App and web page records
--------------------------------------------------

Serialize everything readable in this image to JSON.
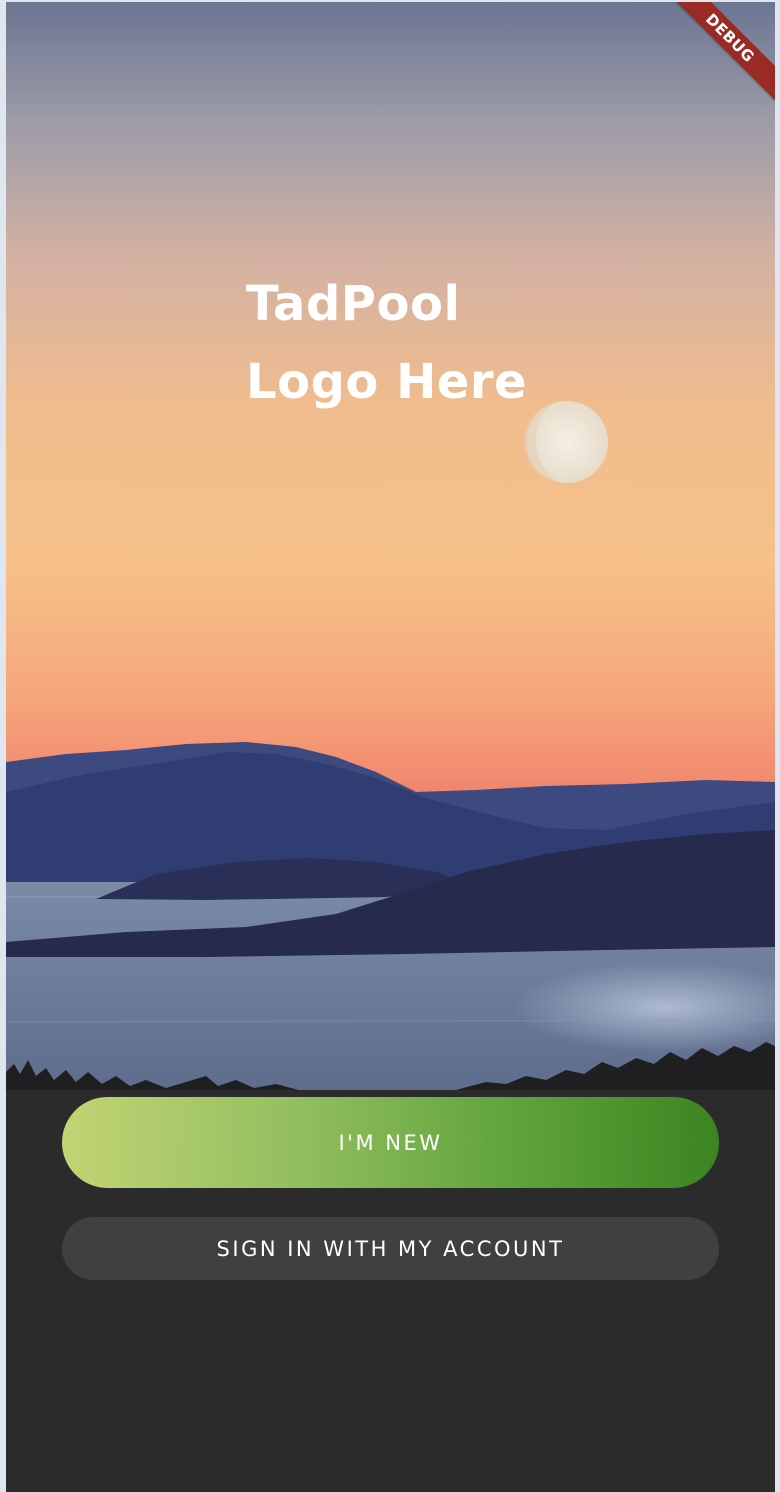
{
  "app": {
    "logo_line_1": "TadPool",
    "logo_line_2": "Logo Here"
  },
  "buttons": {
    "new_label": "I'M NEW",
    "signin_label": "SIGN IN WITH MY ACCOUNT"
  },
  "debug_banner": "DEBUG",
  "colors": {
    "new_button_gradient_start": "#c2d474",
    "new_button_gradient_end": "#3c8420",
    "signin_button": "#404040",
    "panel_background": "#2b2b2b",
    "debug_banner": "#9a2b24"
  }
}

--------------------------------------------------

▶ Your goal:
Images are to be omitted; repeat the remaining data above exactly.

▶ Exercise solution:
Serialize everything readable in this image to JSON.
{
  "app": {
    "logo_line_1": "TadPool",
    "logo_line_2": "Logo Here"
  },
  "buttons": {
    "new_label": "I'M NEW",
    "signin_label": "SIGN IN WITH MY ACCOUNT"
  },
  "debug_banner": "DEBUG",
  "colors": {
    "new_button_gradient_start": "#c2d474",
    "new_button_gradient_end": "#3c8420",
    "signin_button": "#404040",
    "panel_background": "#2b2b2b",
    "debug_banner": "#9a2b24"
  }
}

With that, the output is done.